**Aim of the exercise:** Every line of the entries below that carries the string "login" should be copied.

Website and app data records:
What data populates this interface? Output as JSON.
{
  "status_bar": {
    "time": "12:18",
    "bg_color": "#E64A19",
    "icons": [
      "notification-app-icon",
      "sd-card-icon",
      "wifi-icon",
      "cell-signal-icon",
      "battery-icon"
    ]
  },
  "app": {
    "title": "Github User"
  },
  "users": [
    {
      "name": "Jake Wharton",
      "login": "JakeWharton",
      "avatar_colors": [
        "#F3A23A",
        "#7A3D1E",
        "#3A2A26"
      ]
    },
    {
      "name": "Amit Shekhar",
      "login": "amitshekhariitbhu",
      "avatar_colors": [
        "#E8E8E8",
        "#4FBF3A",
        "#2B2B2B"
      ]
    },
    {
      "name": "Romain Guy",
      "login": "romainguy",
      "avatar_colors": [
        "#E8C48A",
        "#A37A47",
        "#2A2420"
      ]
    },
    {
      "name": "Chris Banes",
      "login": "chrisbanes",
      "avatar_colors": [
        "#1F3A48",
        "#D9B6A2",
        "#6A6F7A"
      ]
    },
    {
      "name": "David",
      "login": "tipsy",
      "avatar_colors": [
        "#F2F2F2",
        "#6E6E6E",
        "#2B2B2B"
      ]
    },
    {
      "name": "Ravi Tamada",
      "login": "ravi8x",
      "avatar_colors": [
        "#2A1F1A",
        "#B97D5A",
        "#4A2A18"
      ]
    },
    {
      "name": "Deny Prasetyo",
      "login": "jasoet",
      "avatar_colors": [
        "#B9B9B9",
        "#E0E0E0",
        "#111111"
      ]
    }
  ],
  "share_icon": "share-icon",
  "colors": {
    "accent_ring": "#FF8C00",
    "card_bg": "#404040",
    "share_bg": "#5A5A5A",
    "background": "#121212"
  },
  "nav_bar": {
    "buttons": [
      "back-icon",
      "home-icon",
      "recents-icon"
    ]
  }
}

**Answer area:**
      "login": "JakeWharton",
      "login": "amitshekhariitbhu",
      "login": "romainguy",
      "login": "chrisbanes",
      "login": "tipsy",
      "login": "ravi8x",
      "login": "jasoet",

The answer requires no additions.